Scicchigno started working with Marge through the 10-step CGC program. CGC gave Marge and Scicchigno the structure they needed to work through real-life situations that were sometimes overwhelming. “For Marge, passing the CGC would be affirmation that she had overcome so many of the fears that she came to me with,” says Scicchigno.
When Marge finally passed the CGC test, Scicchigno was encouraged by a fellow dog club member to continue in dog sports. Scicchigno was overjoyed to discover the AKC Canine Partners program, which made it possible for mixed-breed dogs to compete in official trials. Scicchigno and Marge immediately began earnestly training in Rally and Agility. Marge began competing with the AKC one year after earning her CGC.
Ten years after Marge earned her CGC in 2009, she has amassed titles in Obedience, Rally, and Agility. She has two Master Agility Championship titles and has competed in the AKC Rally National Championship three times. Marge is now focusing her talents on competing in Rally and learning Scent Work.
CGC + Red: From Overactive to Obedient
Several years after acquiring and training Marge, Scicchigno added another four-legged companion to the family: a seven-month-old, red-spotted mixed-breed: Red. She learned the high-energy dog wasn’t a match with his current family, so Scicchigno decided to give him a positive outlet for his energy: dog sports.
CGC was Red’s first foray into formal training. It was also a test to ensure that he had the real-life skills to work toward participating in dog sports. While Marge proved that she overcame her fears when she passed the CGC, Red was faced with a different challenge: controlling his energy around other dogs.
“Red doesn’t know a stranger and is especially excitable around dogs,” says Scicchigno. Though he had to work hard to stay calm during the “reaction to another dog” portion of the test, he succeeded and passed the test. CGC made it possible for Scicchigno and Red to start training to compete in multiple AKC dog sports. Since passing the CGC, Red has competed in Obedience, Rally, and Agility. Now, four-year-old Red is working on his Novice Obedience title.
“He is proving himself to be a fun, competitive obedience dog, so that’s our main focus,” says Scicchigno. “Obedience is especially useful for Red because, much like the CGC, it provides me with a structured way to train with him in a variety of environments—training clubs, parks, pet stores, and strip malls. That’s important for a nosy-body like Red.”
Advice for those considering CGC
For many dog owners, having an obedient and well-mannered dog is an advantage. For Scicchigno, it was a necessity. CGC allowed Marge to conquer her shyness and Red his overactiveness.
“Marge and Red are proof that the CGC is useful and beneficial no matter what type of dog you have—a shy wallflower or the life of the party. I’ve got both!” says Scicchigno. “The test, and training for it, provides useful structure to help dogs learn about our human world.”

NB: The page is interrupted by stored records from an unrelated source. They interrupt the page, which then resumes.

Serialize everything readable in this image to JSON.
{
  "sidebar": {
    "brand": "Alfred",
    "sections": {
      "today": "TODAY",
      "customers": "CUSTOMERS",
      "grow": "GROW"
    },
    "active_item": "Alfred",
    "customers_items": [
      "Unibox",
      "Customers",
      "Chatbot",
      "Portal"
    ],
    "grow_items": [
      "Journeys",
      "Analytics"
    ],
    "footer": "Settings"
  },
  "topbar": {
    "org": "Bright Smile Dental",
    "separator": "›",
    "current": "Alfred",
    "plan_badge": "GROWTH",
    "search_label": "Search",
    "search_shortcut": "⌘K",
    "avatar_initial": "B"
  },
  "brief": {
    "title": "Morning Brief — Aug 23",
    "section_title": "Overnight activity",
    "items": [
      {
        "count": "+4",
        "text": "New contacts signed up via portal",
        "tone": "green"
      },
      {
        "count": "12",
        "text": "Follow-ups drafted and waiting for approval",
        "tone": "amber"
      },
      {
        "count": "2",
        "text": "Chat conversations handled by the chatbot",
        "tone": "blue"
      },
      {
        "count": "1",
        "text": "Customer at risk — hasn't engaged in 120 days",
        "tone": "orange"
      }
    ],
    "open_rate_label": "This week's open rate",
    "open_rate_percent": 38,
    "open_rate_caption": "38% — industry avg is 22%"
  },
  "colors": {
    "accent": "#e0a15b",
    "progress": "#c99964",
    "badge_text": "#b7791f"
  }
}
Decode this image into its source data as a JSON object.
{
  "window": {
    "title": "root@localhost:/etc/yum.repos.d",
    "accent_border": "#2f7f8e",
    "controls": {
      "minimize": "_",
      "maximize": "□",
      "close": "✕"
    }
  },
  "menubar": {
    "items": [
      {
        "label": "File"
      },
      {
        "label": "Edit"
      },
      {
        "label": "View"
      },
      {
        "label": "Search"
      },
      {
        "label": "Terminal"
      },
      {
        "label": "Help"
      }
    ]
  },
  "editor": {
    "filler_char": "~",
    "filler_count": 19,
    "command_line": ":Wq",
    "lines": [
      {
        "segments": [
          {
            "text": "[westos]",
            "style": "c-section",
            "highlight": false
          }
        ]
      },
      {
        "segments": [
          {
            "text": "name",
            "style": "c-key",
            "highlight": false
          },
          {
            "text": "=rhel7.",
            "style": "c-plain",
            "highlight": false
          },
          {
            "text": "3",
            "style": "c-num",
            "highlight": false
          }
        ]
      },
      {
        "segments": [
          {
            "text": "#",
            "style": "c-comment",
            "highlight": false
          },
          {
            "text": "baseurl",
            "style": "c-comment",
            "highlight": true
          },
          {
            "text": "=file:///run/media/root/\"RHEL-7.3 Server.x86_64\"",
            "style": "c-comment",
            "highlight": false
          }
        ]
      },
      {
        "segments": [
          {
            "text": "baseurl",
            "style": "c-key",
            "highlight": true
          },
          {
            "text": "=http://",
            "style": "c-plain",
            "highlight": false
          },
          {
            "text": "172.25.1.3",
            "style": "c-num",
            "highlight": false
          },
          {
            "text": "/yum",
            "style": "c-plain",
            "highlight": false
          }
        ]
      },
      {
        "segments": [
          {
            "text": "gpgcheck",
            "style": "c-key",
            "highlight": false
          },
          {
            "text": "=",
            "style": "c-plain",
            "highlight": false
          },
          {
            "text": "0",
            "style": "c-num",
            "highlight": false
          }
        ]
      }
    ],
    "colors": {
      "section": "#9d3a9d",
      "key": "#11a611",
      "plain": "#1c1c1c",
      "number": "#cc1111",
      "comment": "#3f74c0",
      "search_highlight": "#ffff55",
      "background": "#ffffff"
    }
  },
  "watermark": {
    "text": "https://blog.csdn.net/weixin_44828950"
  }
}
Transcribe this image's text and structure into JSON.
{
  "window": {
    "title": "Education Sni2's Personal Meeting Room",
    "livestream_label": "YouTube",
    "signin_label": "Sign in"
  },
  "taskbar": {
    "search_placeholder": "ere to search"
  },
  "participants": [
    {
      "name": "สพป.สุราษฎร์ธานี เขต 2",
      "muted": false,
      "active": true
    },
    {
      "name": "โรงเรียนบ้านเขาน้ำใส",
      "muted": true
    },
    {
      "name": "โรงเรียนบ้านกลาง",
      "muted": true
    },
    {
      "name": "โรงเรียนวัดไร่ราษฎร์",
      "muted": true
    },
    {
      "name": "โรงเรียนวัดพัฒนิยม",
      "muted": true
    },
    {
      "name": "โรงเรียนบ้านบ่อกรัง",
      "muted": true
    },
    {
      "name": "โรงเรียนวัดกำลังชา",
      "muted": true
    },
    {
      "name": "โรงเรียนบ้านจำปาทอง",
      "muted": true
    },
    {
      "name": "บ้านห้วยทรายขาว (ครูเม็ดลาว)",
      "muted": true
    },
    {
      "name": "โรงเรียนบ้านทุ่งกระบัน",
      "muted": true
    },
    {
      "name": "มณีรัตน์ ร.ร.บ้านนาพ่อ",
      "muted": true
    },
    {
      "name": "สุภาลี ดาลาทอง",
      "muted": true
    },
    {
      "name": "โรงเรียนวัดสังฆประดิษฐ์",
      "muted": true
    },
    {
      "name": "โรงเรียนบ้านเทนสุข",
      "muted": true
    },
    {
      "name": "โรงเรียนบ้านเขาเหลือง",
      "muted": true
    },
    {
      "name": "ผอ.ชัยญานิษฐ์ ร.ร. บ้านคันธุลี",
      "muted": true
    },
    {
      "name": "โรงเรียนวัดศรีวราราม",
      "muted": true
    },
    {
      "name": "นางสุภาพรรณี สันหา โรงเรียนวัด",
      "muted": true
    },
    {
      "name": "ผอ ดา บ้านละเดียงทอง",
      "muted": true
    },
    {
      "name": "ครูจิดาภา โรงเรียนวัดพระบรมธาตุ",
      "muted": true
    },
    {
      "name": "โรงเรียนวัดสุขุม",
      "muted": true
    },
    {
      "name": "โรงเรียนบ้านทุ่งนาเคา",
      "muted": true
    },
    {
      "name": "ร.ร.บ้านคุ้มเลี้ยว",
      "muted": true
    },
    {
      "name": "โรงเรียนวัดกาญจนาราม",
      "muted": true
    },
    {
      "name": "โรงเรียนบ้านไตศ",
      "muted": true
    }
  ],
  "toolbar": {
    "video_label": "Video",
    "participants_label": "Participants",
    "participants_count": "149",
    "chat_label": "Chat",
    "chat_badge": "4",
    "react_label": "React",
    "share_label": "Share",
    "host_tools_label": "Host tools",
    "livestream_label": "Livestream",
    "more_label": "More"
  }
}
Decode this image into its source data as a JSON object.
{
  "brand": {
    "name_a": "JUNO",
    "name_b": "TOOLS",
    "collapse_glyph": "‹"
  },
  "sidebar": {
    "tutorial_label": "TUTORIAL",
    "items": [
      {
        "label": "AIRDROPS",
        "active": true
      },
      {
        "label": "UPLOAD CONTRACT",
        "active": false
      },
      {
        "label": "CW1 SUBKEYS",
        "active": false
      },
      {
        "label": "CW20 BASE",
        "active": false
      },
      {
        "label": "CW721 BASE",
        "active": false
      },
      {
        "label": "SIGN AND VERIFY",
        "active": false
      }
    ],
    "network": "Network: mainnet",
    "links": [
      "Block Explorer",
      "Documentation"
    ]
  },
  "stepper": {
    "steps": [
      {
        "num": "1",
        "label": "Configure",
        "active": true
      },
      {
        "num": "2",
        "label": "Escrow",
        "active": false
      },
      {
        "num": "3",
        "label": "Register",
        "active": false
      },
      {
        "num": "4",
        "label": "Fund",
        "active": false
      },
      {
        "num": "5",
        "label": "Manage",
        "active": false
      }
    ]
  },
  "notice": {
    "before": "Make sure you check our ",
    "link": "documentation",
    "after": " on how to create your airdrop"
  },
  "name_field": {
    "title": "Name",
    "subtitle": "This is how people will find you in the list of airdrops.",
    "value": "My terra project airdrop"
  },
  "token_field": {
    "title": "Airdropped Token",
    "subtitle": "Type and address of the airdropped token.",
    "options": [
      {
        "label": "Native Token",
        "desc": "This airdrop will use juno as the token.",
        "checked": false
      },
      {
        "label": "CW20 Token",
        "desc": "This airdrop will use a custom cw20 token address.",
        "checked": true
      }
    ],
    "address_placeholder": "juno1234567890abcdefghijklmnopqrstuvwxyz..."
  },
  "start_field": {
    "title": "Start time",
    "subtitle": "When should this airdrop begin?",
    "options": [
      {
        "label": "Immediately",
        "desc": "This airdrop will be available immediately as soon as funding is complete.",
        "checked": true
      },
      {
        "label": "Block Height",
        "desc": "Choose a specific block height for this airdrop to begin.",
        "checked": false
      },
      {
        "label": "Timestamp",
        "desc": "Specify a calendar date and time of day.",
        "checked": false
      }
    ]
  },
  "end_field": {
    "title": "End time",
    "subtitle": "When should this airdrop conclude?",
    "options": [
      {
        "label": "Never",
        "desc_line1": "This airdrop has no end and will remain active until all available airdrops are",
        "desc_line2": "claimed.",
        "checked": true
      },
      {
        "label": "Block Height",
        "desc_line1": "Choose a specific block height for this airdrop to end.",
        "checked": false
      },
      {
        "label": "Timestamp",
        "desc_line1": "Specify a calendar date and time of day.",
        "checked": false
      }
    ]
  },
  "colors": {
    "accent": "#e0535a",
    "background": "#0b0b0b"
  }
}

The CGC and the AKC Canine Partners programs are life-changing for humans, too. Though Scicchigno initially started training with the goal of having a well-behaved pet, she discovered a love of dog sports. Now, she uses her experience to teach dog training classes and introduce other dog owners to the joy of training and competing together. “Whether you want to train an obedience champion or just teach your dog to hang out calmly on a restaurant patio, the CGC is a wonderful foundation and springboard into a variety of human-canine activities,” says Scicchigno.
Earning your CGC
If Marge and Red have inspired you to try to train your dog for the Canine Good Citizen test, you can get started right away by finding a CGC class and evaluator. There are also ways to get started from home. The Canine Good Citizen program is open to all dogs. If you have a special CGC story to share, be sure to tag any photos posted with #ThisisAKC and #CGC on Instagram.